## [TASK OBJECTIVE]
Whenever a line in the data below includes the string "title", copy it out.

Dataset rows for apps and sites:
────────
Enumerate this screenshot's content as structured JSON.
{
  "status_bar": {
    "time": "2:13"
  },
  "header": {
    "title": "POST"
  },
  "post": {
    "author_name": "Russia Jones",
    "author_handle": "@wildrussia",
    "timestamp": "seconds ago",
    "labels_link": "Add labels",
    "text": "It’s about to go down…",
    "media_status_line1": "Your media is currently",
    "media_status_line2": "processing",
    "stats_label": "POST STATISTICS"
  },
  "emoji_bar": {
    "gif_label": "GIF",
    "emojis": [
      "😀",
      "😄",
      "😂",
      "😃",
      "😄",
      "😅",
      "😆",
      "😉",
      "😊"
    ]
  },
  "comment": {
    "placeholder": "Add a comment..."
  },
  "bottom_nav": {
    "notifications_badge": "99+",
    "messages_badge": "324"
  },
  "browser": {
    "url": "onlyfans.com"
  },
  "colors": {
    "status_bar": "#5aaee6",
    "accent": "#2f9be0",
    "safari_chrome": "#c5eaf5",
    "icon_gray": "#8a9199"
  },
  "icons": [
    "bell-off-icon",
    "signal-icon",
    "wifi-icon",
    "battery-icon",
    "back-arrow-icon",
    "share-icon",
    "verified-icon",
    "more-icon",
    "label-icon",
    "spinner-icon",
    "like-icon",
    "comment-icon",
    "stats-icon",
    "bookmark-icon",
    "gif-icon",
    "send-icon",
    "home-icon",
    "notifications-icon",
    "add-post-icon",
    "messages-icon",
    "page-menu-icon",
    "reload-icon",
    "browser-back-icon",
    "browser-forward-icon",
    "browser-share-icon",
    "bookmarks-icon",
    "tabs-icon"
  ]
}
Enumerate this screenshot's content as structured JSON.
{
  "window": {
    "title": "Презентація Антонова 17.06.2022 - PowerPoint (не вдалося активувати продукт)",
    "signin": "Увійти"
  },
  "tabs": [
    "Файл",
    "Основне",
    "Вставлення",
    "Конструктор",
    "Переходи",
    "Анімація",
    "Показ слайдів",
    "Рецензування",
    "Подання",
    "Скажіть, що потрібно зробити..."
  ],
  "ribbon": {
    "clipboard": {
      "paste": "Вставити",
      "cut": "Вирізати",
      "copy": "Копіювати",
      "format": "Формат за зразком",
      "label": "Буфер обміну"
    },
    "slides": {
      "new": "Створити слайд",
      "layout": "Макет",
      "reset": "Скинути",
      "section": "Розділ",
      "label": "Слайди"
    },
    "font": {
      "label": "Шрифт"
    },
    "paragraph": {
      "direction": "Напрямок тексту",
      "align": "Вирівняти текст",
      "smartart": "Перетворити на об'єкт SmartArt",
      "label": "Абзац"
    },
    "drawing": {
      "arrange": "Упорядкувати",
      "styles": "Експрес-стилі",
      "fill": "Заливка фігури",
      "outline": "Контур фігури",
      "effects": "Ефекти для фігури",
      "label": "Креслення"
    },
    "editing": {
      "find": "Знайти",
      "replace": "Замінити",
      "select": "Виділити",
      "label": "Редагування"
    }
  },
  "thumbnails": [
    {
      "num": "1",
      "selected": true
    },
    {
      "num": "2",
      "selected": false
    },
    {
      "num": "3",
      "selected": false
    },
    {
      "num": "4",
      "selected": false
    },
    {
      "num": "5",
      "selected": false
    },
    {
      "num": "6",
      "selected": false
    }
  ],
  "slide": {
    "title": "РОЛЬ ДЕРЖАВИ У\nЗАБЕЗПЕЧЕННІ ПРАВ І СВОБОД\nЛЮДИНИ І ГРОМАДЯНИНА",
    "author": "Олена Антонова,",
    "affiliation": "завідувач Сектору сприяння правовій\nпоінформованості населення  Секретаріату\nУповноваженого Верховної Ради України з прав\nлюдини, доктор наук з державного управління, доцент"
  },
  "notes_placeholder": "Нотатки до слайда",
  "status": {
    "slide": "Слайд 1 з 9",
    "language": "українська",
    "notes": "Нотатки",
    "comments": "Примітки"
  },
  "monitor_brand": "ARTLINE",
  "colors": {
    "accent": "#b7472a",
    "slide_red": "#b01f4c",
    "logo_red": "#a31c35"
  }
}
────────
## [PROBLEM SOLUTION]
    "title": "POST"
    "title": "Презентація Антонова 17.06.2022 - PowerPoint (не вдалося активувати продукт)",
    "title": "РОЛЬ ДЕРЖАВИ У\nЗАБЕЗПЕЧЕННІ ПРАВ І СВОБОД\nЛЮДИНИ І ГРОМАДЯНИНА",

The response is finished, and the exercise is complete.